I believe there were two general problems. The first was that the areas under review were rather specialist areas involving complex design and code. In general, most of the reviewers were not familiar with either the code or the details of the design prior to the review. The second problem was that in many cases the people reviewing the code did not have sufficient levels of experience in the area under review to be considered experts in that area. On average more than 50% of the reviewers were new developers ramping up on the technology area and in some cases even ramping up on the programming language itself. The code reviews were used as a ramp-up task for these developers and while it certainly provided an opportunity for these developers to ask questions about various parts of the code, they were not in a position to be able to critically review the code.

So what can we learn from this? My key takeaways are:

  1. Ensure all reviewers are sufficiently familiar with the design and the code prior to the review. A one hour presentation on the design is usually not enough to provide this familiarization.
  2. Ensure sufficient experts are involved in the review.
  3. Using code reviews as part of a newbie’s ramp up is a good idea, but the newbies shouldn’t be relied upon to provide the critical feedback for the review. As a guideline, newbies should not compromise more than 25% of the reviewers.
  4. If any of the above are not satisfied then postpone the review until they can be satisfied.

SCRUM and Distributed Teams

April 15th, 2009

Good paper on how to increase the chance of success when using SCRUM and agile techniques with distributed teams. Interesting use of the term “project gravity”. From the abstract:

Distributed agile can work, but it is risky. Even more than traditional agile implementations, teams tend to fall into two failure modes: “command and control” or team fragmentation. Distribution between teams or team members has two distinct dimensions: separation and project gravity. Distribution, including physical distance, is the most commonly recognized barrier to effective distributed teams. Gravity is the other, less recognized dimension of separation and is some stable center which teams can organize around. This can take the form of a stable product backlog, a clear mission, or an inspiring product owner. Failing to recognize where your project lies along the dimensions of separation will make it more prone to the two failure modes.
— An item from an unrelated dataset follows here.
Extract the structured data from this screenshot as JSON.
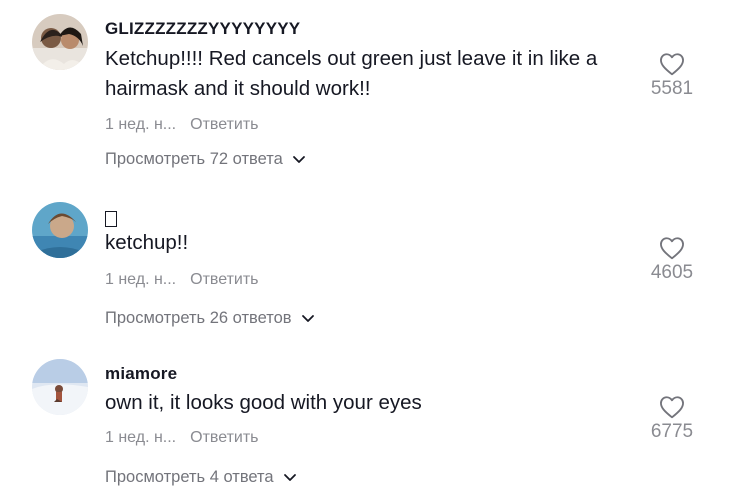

Both failure modes are discussed in terms of the dimensions of distribution, with suggestions for remedial actions. In either case, leadership must be aware of both dimensions of a team/project’s distribution, and act accordingly.